WHAT THE TASK ASKS: Only lines with the string "JSON" are wanted. Pull them out of the data.

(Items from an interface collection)
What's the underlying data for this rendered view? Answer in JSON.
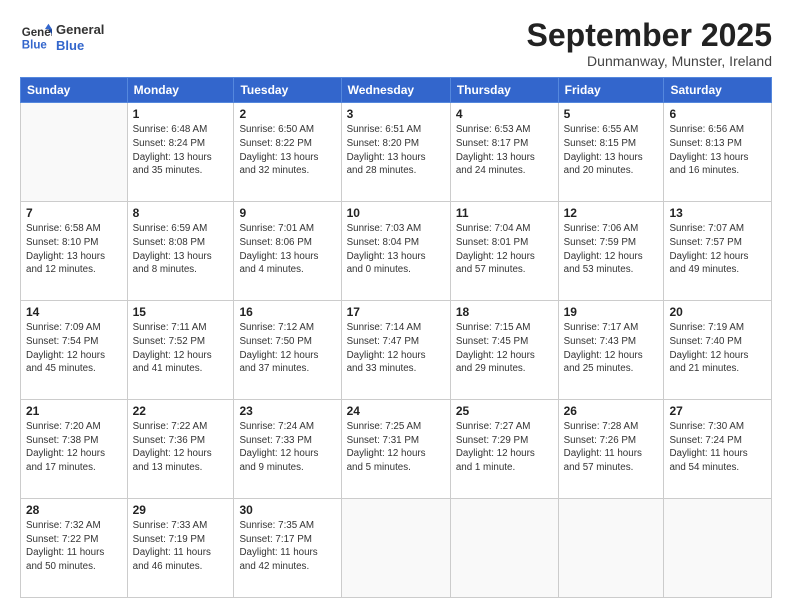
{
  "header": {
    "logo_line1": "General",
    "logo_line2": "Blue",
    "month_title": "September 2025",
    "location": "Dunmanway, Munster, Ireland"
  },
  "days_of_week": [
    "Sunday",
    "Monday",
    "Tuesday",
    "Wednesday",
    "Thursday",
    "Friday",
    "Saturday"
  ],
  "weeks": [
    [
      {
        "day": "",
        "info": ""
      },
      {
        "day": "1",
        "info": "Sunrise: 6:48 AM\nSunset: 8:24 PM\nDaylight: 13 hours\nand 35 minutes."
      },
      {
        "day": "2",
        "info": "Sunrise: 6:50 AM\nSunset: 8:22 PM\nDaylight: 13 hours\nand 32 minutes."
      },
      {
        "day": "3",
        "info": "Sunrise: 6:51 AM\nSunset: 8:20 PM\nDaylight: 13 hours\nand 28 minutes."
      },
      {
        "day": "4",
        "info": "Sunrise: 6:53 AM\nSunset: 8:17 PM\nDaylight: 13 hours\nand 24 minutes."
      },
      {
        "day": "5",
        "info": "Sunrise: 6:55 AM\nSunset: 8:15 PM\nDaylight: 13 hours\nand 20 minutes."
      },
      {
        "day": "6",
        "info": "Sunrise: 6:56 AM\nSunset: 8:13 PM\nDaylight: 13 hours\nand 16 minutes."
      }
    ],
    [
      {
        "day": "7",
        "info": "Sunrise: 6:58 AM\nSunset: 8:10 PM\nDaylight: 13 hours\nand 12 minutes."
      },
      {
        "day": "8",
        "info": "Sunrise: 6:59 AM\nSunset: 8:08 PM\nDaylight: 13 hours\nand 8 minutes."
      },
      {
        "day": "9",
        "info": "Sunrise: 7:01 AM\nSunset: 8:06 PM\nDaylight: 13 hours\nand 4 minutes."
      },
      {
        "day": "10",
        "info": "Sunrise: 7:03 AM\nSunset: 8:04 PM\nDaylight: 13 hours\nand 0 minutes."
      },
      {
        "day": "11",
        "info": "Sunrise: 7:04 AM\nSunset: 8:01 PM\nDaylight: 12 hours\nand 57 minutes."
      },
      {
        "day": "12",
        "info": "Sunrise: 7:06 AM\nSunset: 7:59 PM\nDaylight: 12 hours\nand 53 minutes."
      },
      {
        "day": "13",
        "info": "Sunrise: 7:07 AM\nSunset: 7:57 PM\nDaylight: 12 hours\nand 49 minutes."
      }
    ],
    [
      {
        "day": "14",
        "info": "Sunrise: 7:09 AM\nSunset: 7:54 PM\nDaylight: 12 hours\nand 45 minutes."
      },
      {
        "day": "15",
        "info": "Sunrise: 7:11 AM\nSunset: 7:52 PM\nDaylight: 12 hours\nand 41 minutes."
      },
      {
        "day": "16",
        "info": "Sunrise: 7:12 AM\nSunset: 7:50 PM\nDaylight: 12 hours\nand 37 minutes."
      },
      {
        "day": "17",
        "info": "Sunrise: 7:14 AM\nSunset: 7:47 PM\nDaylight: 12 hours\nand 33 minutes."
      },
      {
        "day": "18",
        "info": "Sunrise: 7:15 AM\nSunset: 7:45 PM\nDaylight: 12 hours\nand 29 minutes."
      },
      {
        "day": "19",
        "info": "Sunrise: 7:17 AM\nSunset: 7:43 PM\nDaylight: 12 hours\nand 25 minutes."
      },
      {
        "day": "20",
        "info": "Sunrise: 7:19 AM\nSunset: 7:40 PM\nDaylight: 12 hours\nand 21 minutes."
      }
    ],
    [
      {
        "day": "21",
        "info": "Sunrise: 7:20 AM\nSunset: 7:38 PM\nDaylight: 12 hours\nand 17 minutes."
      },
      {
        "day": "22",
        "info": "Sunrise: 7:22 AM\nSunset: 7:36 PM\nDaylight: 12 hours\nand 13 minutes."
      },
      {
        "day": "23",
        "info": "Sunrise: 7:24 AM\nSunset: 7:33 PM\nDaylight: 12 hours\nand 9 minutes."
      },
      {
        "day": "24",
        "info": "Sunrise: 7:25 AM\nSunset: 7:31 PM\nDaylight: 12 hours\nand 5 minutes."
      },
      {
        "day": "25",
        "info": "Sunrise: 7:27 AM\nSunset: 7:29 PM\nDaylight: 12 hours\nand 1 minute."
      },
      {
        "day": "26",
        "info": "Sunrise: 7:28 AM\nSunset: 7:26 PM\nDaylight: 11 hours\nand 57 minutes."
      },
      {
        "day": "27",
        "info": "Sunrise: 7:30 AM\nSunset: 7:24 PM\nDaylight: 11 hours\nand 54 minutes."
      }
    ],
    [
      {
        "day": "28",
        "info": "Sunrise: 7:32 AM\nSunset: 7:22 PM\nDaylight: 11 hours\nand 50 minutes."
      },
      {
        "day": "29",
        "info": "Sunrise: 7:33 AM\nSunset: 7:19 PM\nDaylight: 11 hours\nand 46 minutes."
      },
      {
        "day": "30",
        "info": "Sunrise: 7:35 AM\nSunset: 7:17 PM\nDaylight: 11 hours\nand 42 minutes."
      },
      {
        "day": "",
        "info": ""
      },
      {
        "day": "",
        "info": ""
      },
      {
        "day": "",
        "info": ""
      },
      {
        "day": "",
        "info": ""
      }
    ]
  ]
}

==

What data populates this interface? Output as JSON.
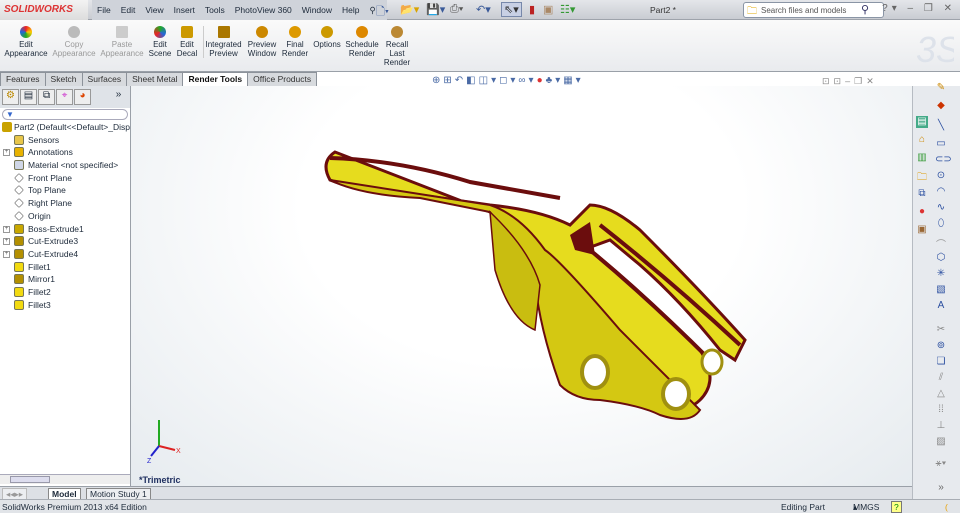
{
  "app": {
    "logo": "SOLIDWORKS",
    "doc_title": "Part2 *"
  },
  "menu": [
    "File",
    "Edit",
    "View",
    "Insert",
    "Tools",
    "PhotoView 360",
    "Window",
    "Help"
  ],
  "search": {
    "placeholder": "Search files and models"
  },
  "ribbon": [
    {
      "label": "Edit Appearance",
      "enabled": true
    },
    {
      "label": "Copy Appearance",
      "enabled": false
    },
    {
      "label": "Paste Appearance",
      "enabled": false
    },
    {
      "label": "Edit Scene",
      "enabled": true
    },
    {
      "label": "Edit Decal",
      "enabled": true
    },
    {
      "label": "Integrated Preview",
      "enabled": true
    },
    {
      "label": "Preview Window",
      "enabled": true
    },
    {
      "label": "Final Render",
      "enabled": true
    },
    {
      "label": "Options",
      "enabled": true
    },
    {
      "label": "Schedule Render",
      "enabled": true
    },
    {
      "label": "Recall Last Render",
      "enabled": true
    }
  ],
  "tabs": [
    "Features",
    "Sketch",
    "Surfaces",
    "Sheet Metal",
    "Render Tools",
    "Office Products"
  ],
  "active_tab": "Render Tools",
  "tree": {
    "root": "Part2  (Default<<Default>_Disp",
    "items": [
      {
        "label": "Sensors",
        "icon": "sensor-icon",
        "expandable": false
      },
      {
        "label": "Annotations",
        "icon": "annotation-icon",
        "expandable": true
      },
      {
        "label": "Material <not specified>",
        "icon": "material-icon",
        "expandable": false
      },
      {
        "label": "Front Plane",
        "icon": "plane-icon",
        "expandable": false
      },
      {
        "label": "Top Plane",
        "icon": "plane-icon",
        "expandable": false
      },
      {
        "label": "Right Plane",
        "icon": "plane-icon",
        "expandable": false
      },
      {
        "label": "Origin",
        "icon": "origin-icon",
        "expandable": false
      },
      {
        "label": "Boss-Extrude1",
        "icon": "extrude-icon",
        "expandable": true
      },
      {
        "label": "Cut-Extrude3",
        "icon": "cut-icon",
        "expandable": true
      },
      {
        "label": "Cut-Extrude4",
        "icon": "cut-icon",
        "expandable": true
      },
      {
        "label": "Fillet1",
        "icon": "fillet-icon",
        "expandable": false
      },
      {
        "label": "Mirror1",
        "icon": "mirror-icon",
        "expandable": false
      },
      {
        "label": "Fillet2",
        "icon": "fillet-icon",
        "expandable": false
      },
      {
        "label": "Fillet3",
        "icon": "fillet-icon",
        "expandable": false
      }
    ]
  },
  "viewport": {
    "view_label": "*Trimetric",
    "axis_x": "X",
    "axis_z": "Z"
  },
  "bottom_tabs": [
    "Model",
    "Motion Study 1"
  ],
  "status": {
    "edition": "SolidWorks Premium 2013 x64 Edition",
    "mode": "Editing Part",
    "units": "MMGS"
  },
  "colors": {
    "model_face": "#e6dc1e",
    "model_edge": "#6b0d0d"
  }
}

EXERCISE SOLUTION:
What's the underlying data for this rendered view? Answer in JSON.
What data populates this interface? Output as JSON.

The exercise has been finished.